Should Medical Professionals Incorporate their Practice?

Many medical professionals when they transition from residency to practice, tax is the least focused topic among themselves. However, if they understand the significance of when and why to incorporate their practice, they can easily save their hard-earned money. Their practice comes under professional incorporation that would confer many of the same tax and non-tax advantages enjoyed by other incorporated self-employed individuals. However, it is necessary to understand that in this case professional liability will not be limited through incorporation and shareholders are restricted to members of the same profession.
Regulated medical professionals in Ontario have had the option to incorporate their practices since 2001. The types of medical professionals eligible to incorporate is broad and includes doctors, dentists, social workers, physiotherapists, massage therapists, veterinarians, psychologists, opticians, nurses, mid-wives, etc. Before you decide to incorporate you need to understand your finances. Find out whether the revenue from your practice is only sufficient to cover the salary requirements and business expenses then there is not much benefit from incorporation. On the other hand, if there is a lot of cashflow after such expenses then you are better off incorporating.

What are the benefits of incorporating?
1.Lower Tax Rate: For businesses the first $500,000 of net taxable business income in Ontario are currently 11.5%. If we look at the sole proprietor, they are facing a marginal tax rate of 53% of their taxable income after they cross $220,000 in taxable income.

2.Carry forward losses: Many small businesses incur start up costs and sometimes they face losses before they turn a profit. Such incorporations allow losses to be carry forwarded to future years when there is a profit so no tax is paid until the carry losses are cleared. There are some restrictions, but this is the general guideline.

3.Life insurance: This is another advantage of incorporating as life insurance for professionals and their executives can be paid from the corporation.
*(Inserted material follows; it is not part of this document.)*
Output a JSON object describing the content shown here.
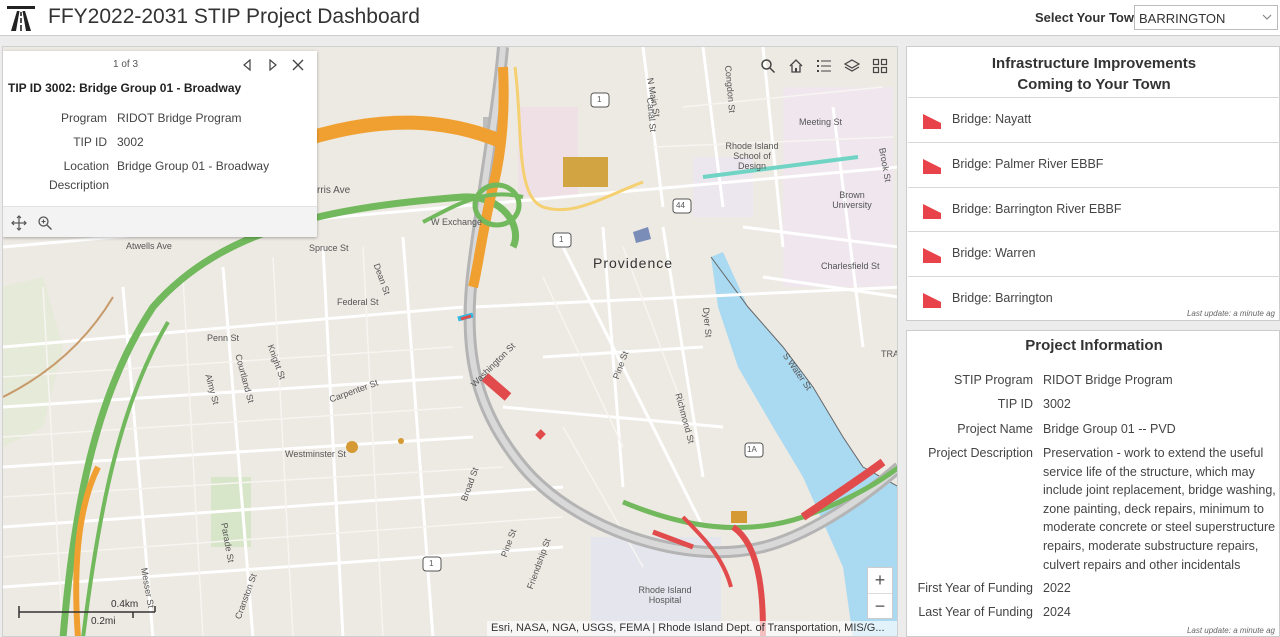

Although it is not deductible, but it can be paid from the corporation thus avoiding the tax trigger of taking out additional funds from the corporation to pay personal tax and then the monthly life insurance premiums.

4.Legal liability: The corporation is a separate entity from the shareholders thus incorporated medical practice has the added benefit of shielding the professional from civil liability, but not professional negligence.

5.Income splitting: If you have family members working with you at the same practice. Incorporation gives flexibility to use income splitting with family members who are in a lower tax bracket.

6.Deferred Tax: Tax on excess revenue can also be deferred by retaining the proceeds within the corporation. These proceeds can in turn be invested by the company. As the assets of the corporation grow other opportunities for savings on tax also increase.

7. Succession Planning: Those who are looking to sell their practice in future, instead of selling the assets of a practice, the seller may be able to transfer the incorporated practice to a new professional. This will provide for the orderly succession of a business and access capital gains exemptions for the seller.

For more information on this you can look at the Ontario Government website
Or Contact IDM Professional Corporations.